* **Required work**
Here are some records. Copy each one exactly.

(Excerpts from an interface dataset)
+--

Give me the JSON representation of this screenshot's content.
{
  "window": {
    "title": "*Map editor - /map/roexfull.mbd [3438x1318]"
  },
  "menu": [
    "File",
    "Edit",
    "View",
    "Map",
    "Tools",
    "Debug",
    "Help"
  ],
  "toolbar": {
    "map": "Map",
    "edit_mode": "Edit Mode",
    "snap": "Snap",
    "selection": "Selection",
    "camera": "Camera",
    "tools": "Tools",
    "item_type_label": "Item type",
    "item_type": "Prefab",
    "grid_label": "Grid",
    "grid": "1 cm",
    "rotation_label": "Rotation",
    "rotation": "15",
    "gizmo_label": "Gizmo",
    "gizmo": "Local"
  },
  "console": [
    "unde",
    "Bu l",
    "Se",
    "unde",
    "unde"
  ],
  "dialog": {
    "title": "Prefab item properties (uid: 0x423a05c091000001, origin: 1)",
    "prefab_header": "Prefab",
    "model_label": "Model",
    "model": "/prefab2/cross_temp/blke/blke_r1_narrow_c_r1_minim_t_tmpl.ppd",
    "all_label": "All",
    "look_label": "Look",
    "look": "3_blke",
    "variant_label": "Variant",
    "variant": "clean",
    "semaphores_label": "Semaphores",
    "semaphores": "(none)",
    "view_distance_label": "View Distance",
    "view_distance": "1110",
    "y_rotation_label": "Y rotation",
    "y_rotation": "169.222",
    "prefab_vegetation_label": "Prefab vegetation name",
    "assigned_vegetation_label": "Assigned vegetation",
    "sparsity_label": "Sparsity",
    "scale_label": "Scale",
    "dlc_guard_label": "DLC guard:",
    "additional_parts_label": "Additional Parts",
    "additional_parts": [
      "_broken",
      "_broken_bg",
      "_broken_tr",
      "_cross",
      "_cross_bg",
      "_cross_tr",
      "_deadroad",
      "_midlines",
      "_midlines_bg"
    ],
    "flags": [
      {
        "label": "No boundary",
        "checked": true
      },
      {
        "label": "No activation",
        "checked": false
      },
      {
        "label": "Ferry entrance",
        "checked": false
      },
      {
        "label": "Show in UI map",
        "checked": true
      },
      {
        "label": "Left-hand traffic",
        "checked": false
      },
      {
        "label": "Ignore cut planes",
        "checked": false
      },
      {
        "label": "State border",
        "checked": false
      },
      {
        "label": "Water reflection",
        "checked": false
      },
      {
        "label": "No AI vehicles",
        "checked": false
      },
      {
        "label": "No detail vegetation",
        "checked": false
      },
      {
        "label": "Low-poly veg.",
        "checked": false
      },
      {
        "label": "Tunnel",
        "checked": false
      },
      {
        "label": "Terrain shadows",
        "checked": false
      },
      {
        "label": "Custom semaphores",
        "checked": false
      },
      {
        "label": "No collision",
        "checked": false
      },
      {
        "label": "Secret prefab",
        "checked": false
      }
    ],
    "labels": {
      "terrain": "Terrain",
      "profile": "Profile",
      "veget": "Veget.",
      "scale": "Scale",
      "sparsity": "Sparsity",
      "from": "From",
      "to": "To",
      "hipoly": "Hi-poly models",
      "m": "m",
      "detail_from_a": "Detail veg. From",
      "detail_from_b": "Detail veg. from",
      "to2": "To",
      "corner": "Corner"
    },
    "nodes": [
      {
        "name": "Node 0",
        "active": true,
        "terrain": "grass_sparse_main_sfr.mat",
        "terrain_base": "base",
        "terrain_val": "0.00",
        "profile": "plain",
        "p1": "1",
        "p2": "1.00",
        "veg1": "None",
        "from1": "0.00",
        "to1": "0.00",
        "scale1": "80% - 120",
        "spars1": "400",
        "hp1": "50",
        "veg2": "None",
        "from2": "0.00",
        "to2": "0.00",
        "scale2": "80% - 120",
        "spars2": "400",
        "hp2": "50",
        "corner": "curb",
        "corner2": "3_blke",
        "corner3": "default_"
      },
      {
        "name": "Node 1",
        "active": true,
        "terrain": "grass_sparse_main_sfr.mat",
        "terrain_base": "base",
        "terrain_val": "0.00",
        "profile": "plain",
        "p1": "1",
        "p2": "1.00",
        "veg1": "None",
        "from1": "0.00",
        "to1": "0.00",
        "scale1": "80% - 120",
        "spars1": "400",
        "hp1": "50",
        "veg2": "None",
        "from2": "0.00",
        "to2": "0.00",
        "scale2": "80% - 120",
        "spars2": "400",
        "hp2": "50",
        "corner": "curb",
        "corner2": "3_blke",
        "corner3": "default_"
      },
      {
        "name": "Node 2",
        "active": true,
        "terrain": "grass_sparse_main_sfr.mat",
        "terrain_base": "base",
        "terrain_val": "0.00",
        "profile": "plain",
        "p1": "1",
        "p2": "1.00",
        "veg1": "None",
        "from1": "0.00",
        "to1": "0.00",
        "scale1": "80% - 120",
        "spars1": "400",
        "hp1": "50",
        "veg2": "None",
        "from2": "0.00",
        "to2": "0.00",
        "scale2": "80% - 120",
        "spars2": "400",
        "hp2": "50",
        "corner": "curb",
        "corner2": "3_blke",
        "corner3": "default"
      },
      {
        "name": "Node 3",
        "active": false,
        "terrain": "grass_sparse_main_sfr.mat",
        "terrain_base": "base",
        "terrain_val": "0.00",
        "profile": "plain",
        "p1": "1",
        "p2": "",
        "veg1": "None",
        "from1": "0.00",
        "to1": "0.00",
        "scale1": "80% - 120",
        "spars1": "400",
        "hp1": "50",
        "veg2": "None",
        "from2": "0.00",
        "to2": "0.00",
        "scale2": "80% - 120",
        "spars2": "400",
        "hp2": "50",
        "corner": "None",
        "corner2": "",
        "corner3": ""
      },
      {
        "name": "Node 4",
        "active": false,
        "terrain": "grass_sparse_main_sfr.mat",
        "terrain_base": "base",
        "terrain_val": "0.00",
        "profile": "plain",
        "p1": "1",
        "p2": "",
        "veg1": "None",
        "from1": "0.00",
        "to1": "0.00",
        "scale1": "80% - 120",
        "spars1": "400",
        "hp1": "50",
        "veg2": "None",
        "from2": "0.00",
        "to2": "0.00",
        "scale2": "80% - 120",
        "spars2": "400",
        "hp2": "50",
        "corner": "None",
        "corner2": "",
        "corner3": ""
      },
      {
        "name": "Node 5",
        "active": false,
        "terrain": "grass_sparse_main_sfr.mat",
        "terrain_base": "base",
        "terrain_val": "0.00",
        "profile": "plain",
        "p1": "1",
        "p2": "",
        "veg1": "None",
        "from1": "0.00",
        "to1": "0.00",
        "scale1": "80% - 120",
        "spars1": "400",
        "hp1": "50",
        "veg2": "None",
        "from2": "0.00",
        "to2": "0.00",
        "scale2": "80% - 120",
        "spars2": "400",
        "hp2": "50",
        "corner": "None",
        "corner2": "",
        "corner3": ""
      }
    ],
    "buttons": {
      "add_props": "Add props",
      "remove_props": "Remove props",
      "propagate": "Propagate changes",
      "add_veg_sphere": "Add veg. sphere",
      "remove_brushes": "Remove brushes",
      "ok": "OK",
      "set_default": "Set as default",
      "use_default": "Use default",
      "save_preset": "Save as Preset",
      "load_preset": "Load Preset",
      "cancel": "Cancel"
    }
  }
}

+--

* **Answer to the exercise**
Give me the JSON representation of this screenshot's content.
{
  "window": {
    "title": "*Map editor - /map/roexfull.mbd [3438x1318]"
  },
  "menu": [
    "File",
    "Edit",
    "View",
    "Map",
    "Tools",
    "Debug",
    "Help"
  ],
  "toolbar": {
    "map": "Map",
    "edit_mode": "Edit Mode",
    "snap": "Snap",
    "selection": "Selection",
    "camera": "Camera",
    "tools": "Tools",
    "item_type_label": "Item type",
    "item_type": "Prefab",
    "grid_label": "Grid",
    "grid": "1 cm",
    "rotation_label": "Rotation",
    "rotation": "15",
    "gizmo_label": "Gizmo",
    "gizmo": "Local"
  },
  "console": [
    "unde",
    "Bu l",
    "Se",
    "unde",
    "unde"
  ],
  "dialog": {
    "title": "Prefab item properties (uid: 0x423a05c091000001, origin: 1)",
    "prefab_header": "Prefab",
    "model_label": "Model",
    "model": "/prefab2/cross_temp/blke/blke_r1_narrow_c_r1_minim_t_tmpl.ppd",
    "all_label": "All",
    "look_label": "Look",
    "look": "3_blke",
    "variant_label": "Variant",
    "variant": "clean",
    "semaphores_label": "Semaphores",
    "semaphores": "(none)",
    "view_distance_label": "View Distance",
    "view_distance": "1110",
    "y_rotation_label": "Y rotation",
    "y_rotation": "169.222",
    "prefab_vegetation_label": "Prefab vegetation name",
    "assigned_vegetation_label": "Assigned vegetation",
    "sparsity_label": "Sparsity",
    "scale_label": "Scale",
    "dlc_guard_label": "DLC guard:",
    "additional_parts_label": "Additional Parts",
    "additional_parts": [
      "_broken",
      "_broken_bg",
      "_broken_tr",
      "_cross",
      "_cross_bg",
      "_cross_tr",
      "_deadroad",
      "_midlines",
      "_midlines_bg"
    ],
    "flags": [
      {
        "label": "No boundary",
        "checked": true
      },
      {
        "label": "No activation",
        "checked": false
      },
      {
        "label": "Ferry entrance",
        "checked": false
      },
      {
        "label": "Show in UI map",
        "checked": true
      },
      {
        "label": "Left-hand traffic",
        "checked": false
      },
      {
        "label": "Ignore cut planes",
        "checked": false
      },
      {
        "label": "State border",
        "checked": false
      },
      {
        "label": "Water reflection",
        "checked": false
      },
      {
        "label": "No AI vehicles",
        "checked": false
      },
      {
        "label": "No detail vegetation",
        "checked": false
      },
      {
        "label": "Low-poly veg.",
        "checked": false
      },
      {
        "label": "Tunnel",
        "checked": false
      },
      {
        "label": "Terrain shadows",
        "checked": false
      },
      {
        "label": "Custom semaphores",
        "checked": false
      },
      {
        "label": "No collision",
        "checked": false
      },
      {
        "label": "Secret prefab",
        "checked": false
      }
    ],
    "labels": {
      "terrain": "Terrain",
      "profile": "Profile",
      "veget": "Veget.",
      "scale": "Scale",
      "sparsity": "Sparsity",
      "from": "From",
      "to": "To",
      "hipoly": "Hi-poly models",
      "m": "m",
      "detail_from_a": "Detail veg. From",
      "detail_from_b": "Detail veg. from",
      "to2": "To",
      "corner": "Corner"
    },
    "nodes": [
      {
        "name": "Node 0",
        "active": true,
        "terrain": "grass_sparse_main_sfr.mat",
        "terrain_base": "base",
        "terrain_val": "0.00",
        "profile": "plain",
        "p1": "1",
        "p2": "1.00",
        "veg1": "None",
        "from1": "0.00",
        "to1": "0.00",
        "scale1": "80% - 120",
        "spars1": "400",
        "hp1": "50",
        "veg2": "None",
        "from2": "0.00",
        "to2": "0.00",
        "scale2": "80% - 120",
        "spars2": "400",
        "hp2": "50",
        "corner": "curb",
        "corner2": "3_blke",
        "corner3": "default_"
      },
      {
        "name": "Node 1",
        "active": true,
        "terrain": "grass_sparse_main_sfr.mat",
        "terrain_base": "base",
        "terrain_val": "0.00",
        "profile": "plain",
        "p1": "1",
        "p2": "1.00",
        "veg1": "None",
        "from1": "0.00",
        "to1": "0.00",
        "scale1": "80% - 120",
        "spars1": "400",
        "hp1": "50",
        "veg2": "None",
        "from2": "0.00",
        "to2": "0.00",
        "scale2": "80% - 120",
        "spars2": "400",
        "hp2": "50",
        "corner": "curb",
        "corner2": "3_blke",
        "corner3": "default_"
      },
      {
        "name": "Node 2",
        "active": true,
        "terrain": "grass_sparse_main_sfr.mat",
        "terrain_base": "base",
        "terrain_val": "0.00",
        "profile": "plain",
        "p1": "1",
        "p2": "1.00",
        "veg1": "None",
        "from1": "0.00",
        "to1": "0.00",
        "scale1": "80% - 120",
        "spars1": "400",
        "hp1": "50",
        "veg2": "None",
        "from2": "0.00",
        "to2": "0.00",
        "scale2": "80% - 120",
        "spars2": "400",
        "hp2": "50",
        "corner": "curb",
        "corner2": "3_blke",
        "corner3": "default"
      },
      {
        "name": "Node 3",
        "active": false,
        "terrain": "grass_sparse_main_sfr.mat",
        "terrain_base": "base",
        "terrain_val": "0.00",
        "profile": "plain",
        "p1": "1",
        "p2": "",
        "veg1": "None",
        "from1": "0.00",
        "to1": "0.00",
        "scale1": "80% - 120",
        "spars1": "400",
        "hp1": "50",
        "veg2": "None",
        "from2": "0.00",
        "to2": "0.00",
        "scale2": "80% - 120",
        "spars2": "400",
        "hp2": "50",
        "corner": "None",
        "corner2": "",
        "corner3": ""
      },
      {
        "name": "Node 4",
        "active": false,
        "terrain": "grass_sparse_main_sfr.mat",
        "terrain_base": "base",
        "terrain_val": "0.00",
        "profile": "plain",
        "p1": "1",
        "p2": "",
        "veg1": "None",
        "from1": "0.00",
        "to1": "0.00",
        "scale1": "80% - 120",
        "spars1": "400",
        "hp1": "50",
        "veg2": "None",
        "from2": "0.00",
        "to2": "0.00",
        "scale2": "80% - 120",
        "spars2": "400",
        "hp2": "50",
        "corner": "None",
        "corner2": "",
        "corner3": ""
      },
      {
        "name": "Node 5",
        "active": false,
        "terrain": "grass_sparse_main_sfr.mat",
        "terrain_base": "base",
        "terrain_val": "0.00",
        "profile": "plain",
        "p1": "1",
        "p2": "",
        "veg1": "None",
        "from1": "0.00",
        "to1": "0.00",
        "scale1": "80% - 120",
        "spars1": "400",
        "hp1": "50",
        "veg2": "None",
        "from2": "0.00",
        "to2": "0.00",
        "scale2": "80% - 120",
        "spars2": "400",
        "hp2": "50",
        "corner": "None",
        "corner2": "",
        "corner3": ""
      }
    ],
    "buttons": {
      "add_props": "Add props",
      "remove_props": "Remove props",
      "propagate": "Propagate changes",
      "add_veg_sphere": "Add veg. sphere",
      "remove_brushes": "Remove brushes",
      "ok": "OK",
      "set_default": "Set as default",
      "use_default": "Use default",
      "save_preset": "Save as Preset",
      "load_preset": "Load Preset",
      "cancel": "Cancel"
    }
  }
}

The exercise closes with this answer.